The Bank wants to prevent a wage-price spiral, which sees workers ask for higher salaries because they think inflation will climb ever higher. This in turn pushes the cost of living up in a vicious cycle.
While rises in interest rates should help bring inflation down over the medium term, it will add to the squeeze on mortgage holders and other borrowers in the short term because the cost of their debt will increase.
New analysis from the National Institute of Economic and Social Research (NIESR) this week said that the UK is sliding into a recession. So economists will be keen to know the Bank’s take.
Eyes will also be on the more immediate interest rate decision. At the last meeting in June, three MPC members had already voted for the MPC to speed up its rate hikes, as some other central banks around the world have.
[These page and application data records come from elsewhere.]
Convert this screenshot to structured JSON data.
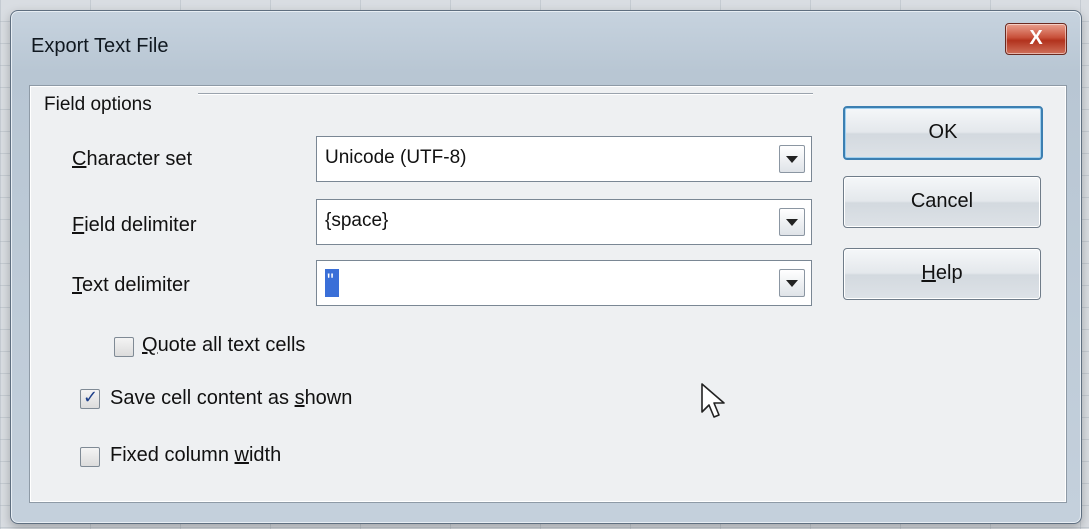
{
  "window": {
    "title": "Export Text File",
    "close_glyph": "X"
  },
  "group": {
    "title": "Field options"
  },
  "fields": {
    "character_set": {
      "label_u": "C",
      "label_rest": "haracter set",
      "value": "Unicode (UTF-8)"
    },
    "field_delimiter": {
      "label_u": "F",
      "label_rest": "ield delimiter",
      "value": "{space}"
    },
    "text_delimiter": {
      "label_u": "T",
      "label_rest": "ext delimiter",
      "value": "\""
    }
  },
  "checkboxes": {
    "quote_all": {
      "label_u": "Q",
      "label_rest": "uote all text cells",
      "checked": false
    },
    "save_as_shown": {
      "label_pre": "Save cell content as ",
      "label_u": "s",
      "label_rest": "hown",
      "checked": true
    },
    "fixed_width": {
      "label_pre": "Fixed column ",
      "label_u": "w",
      "label_rest": "idth",
      "checked": false
    }
  },
  "buttons": {
    "ok": "OK",
    "cancel": "Cancel",
    "help_u": "H",
    "help_rest": "elp"
  },
  "icons": {
    "dropdown": "chevron-down-icon",
    "cursor": "mouse-pointer-icon",
    "close": "close-icon"
  }
}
‘After a number of central banks across the world have picked up the pace of their tightening cycle, the Bank of England is starting to look like something of a laggard when it comes to raising rates,’ said Luke Bartholomew, a senior economist at asset manager Abrdn. ‘We expect this impression to be somewhat corrected next week with the Bank hiking interest rates by half a per cent.’
The last time rates rose by more than 0.5 per cent was 1989.
‘Markets are putting an 87 per cent chance on a 0.5 per cent increase to 1.75 per cent at this meeting,’ said Russ Mould, investment director at AJ Bell.
But the markets are still giving an approximately one in eight chance that rates will not go up by the full half point.
Samuel Tombs and Gabriella Dickens, economists at Pantheon Macroeconomics, argued that market watchers should not take a big hike for granted.
‘The MPC’s interest rate decision next week is a very close call, but on balance we think the committee will stick to its slow and steady approach,’ they said.
‘The MPC began its tightening cycle earlier than the US Fed and the ECB (European Central Bank), leaving it with less need to rush now,’ they said. ‘We doubt the MPC will judge Bank Rate needs to rise as quickly as markets expect.’
Martin Tett, the Conservative leader of Buckinghamshire council who also speaks for the County Councils Network, told BBC Radio 4’s Today programme: ‘The impact of energy costs and inflation generally is really biting into councils at the moment.
‘None of us when we were setting our budgets over a year ago forecast the sort of levels of inflation that we’re seeing. Certainly not the rise in energy costs that we’ve seen particularly following the invasion of Ukraine.
‘It’s impacting on everything – it’s not just our own office buildings, it’s impacting on just about facility… street lights, leisure centres, bus services, even the Tarmac we use on our roads.’